> **Dataset rows for apps and sites**:

——————————

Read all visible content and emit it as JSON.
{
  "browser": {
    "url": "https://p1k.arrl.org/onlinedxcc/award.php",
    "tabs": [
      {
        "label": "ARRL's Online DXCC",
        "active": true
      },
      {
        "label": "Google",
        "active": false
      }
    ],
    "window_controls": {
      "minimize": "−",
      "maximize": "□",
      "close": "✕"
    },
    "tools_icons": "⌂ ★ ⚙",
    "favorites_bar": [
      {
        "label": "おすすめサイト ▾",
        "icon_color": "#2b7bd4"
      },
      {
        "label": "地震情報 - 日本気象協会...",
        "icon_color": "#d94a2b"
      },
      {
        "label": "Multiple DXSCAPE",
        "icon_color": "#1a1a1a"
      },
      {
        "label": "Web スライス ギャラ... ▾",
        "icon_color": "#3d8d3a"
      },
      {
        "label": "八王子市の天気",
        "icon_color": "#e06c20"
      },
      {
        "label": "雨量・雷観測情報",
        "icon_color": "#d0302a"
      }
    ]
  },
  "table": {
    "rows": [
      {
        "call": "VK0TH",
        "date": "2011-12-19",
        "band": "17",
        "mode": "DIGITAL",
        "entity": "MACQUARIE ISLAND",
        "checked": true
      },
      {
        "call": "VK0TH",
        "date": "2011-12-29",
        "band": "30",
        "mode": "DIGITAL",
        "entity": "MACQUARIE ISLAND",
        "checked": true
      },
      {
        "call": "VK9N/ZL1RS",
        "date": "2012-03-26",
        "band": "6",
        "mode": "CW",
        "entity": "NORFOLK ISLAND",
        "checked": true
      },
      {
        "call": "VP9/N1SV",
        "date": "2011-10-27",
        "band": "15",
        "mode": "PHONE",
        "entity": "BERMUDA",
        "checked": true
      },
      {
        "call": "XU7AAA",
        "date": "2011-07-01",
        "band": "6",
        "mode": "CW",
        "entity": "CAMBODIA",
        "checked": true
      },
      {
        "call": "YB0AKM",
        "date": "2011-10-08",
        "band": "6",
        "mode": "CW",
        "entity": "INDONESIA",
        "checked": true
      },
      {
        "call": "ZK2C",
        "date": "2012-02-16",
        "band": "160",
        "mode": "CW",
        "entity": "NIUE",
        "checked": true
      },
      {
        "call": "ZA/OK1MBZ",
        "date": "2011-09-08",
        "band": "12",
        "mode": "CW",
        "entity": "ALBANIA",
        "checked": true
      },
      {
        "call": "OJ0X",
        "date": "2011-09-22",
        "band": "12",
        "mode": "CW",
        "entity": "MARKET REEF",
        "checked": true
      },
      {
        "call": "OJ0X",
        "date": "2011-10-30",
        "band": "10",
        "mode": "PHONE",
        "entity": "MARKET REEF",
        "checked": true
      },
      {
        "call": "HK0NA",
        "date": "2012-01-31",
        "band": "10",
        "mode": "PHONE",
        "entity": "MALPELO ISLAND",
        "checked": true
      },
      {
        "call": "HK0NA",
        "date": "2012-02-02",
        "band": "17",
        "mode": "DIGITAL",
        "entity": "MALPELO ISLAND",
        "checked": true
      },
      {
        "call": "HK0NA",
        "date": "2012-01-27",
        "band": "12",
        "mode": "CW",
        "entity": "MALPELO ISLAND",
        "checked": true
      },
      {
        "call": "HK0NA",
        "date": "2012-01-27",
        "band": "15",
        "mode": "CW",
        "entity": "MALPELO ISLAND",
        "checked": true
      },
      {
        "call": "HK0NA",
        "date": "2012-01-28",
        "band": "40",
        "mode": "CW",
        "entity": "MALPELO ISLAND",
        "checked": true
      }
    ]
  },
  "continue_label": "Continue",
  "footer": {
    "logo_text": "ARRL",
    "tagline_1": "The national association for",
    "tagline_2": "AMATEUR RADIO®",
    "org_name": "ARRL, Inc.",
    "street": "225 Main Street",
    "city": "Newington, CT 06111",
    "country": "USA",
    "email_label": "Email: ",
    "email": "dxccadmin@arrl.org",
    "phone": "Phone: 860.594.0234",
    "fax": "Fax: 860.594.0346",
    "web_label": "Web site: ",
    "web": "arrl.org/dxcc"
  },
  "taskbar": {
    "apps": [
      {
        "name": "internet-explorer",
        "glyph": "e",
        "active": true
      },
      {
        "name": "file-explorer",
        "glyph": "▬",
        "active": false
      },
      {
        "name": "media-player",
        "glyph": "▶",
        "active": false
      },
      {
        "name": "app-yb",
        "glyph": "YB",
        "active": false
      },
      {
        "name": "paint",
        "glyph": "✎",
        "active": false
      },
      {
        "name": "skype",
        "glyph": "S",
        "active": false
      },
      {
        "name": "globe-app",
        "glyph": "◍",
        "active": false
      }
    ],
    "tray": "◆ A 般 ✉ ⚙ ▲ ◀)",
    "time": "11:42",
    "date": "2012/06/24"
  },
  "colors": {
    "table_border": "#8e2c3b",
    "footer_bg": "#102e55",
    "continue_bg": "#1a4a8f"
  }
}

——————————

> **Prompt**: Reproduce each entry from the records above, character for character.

> **Answer for the task**:
Read all visible content and emit it as JSON.
{
  "browser": {
    "url": "https://p1k.arrl.org/onlinedxcc/award.php",
    "tabs": [
      {
        "label": "ARRL's Online DXCC",
        "active": true
      },
      {
        "label": "Google",
        "active": false
      }
    ],
    "window_controls": {
      "minimize": "−",
      "maximize": "□",
      "close": "✕"
    },
    "tools_icons": "⌂ ★ ⚙",
    "favorites_bar": [
      {
        "label": "おすすめサイト ▾",
        "icon_color": "#2b7bd4"
      },
      {
        "label": "地震情報 - 日本気象協会...",
        "icon_color": "#d94a2b"
      },
      {
        "label": "Multiple DXSCAPE",
        "icon_color": "#1a1a1a"
      },
      {
        "label": "Web スライス ギャラ... ▾",
        "icon_color": "#3d8d3a"
      },
      {
        "label": "八王子市の天気",
        "icon_color": "#e06c20"
      },
      {
        "label": "雨量・雷観測情報",
        "icon_color": "#d0302a"
      }
    ]
  },
  "table": {
    "rows": [
      {
        "call": "VK0TH",
        "date": "2011-12-19",
        "band": "17",
        "mode": "DIGITAL",
        "entity": "MACQUARIE ISLAND",
        "checked": true
      },
      {
        "call": "VK0TH",
        "date": "2011-12-29",
        "band": "30",
        "mode": "DIGITAL",
        "entity": "MACQUARIE ISLAND",
        "checked": true
      },
      {
        "call": "VK9N/ZL1RS",
        "date": "2012-03-26",
        "band": "6",
        "mode": "CW",
        "entity": "NORFOLK ISLAND",
        "checked": true
      },
      {
        "call": "VP9/N1SV",
        "date": "2011-10-27",
        "band": "15",
        "mode": "PHONE",
        "entity": "BERMUDA",
        "checked": true
      },
      {
        "call": "XU7AAA",
        "date": "2011-07-01",
        "band": "6",
        "mode": "CW",
        "entity": "CAMBODIA",
        "checked": true
      },
      {
        "call": "YB0AKM",
        "date": "2011-10-08",
        "band": "6",
        "mode": "CW",
        "entity": "INDONESIA",
        "checked": true
      },
      {
        "call": "ZK2C",
        "date": "2012-02-16",
        "band": "160",
        "mode": "CW",
        "entity": "NIUE",
        "checked": true
      },
      {
        "call": "ZA/OK1MBZ",
        "date": "2011-09-08",
        "band": "12",
        "mode": "CW",
        "entity": "ALBANIA",
        "checked": true
      },
      {
        "call": "OJ0X",
        "date": "2011-09-22",
        "band": "12",
        "mode": "CW",
        "entity": "MARKET REEF",
        "checked": true
      },
      {
        "call": "OJ0X",
        "date": "2011-10-30",
        "band": "10",
        "mode": "PHONE",
        "entity": "MARKET REEF",
        "checked": true
      },
      {
        "call": "HK0NA",
        "date": "2012-01-31",
        "band": "10",
        "mode": "PHONE",
        "entity": "MALPELO ISLAND",
        "checked": true
      },
      {
        "call": "HK0NA",
        "date": "2012-02-02",
        "band": "17",
        "mode": "DIGITAL",
        "entity": "MALPELO ISLAND",
        "checked": true
      },
      {
        "call": "HK0NA",
        "date": "2012-01-27",
        "band": "12",
        "mode": "CW",
        "entity": "MALPELO ISLAND",
        "checked": true
      },
      {
        "call": "HK0NA",
        "date": "2012-01-27",
        "band": "15",
        "mode": "CW",
        "entity": "MALPELO ISLAND",
        "checked": true
      },
      {
        "call": "HK0NA",
        "date": "2012-01-28",
        "band": "40",
        "mode": "CW",
        "entity": "MALPELO ISLAND",
        "checked": true
      }
    ]
  },
  "continue_label": "Continue",
  "footer": {
    "logo_text": "ARRL",
    "tagline_1": "The national association for",
    "tagline_2": "AMATEUR RADIO®",
    "org_name": "ARRL, Inc.",
    "street": "225 Main Street",
    "city": "Newington, CT 06111",
    "country": "USA",
    "email_label": "Email: ",
    "email": "dxccadmin@arrl.org",
    "phone": "Phone: 860.594.0234",
    "fax": "Fax: 860.594.0346",
    "web_label": "Web site: ",
    "web": "arrl.org/dxcc"
  },
  "taskbar": {
    "apps": [
      {
        "name": "internet-explorer",
        "glyph": "e",
        "active": true
      },
      {
        "name": "file-explorer",
        "glyph": "▬",
        "active": false
      },
      {
        "name": "media-player",
        "glyph": "▶",
        "active": false
      },
      {
        "name": "app-yb",
        "glyph": "YB",
        "active": false
      },
      {
        "name": "paint",
        "glyph": "✎",
        "active": false
      },
      {
        "name": "skype",
        "glyph": "S",
        "active": false
      },
      {
        "name": "globe-app",
        "glyph": "◍",
        "active": false
      }
    ],
    "tray": "◆ A 般 ✉ ⚙ ▲ ◀)",
    "time": "11:42",
    "date": "2012/06/24"
  },
  "colors": {
    "table_border": "#8e2c3b",
    "footer_bg": "#102e55",
    "continue_bg": "#1a4a8f"
  }
}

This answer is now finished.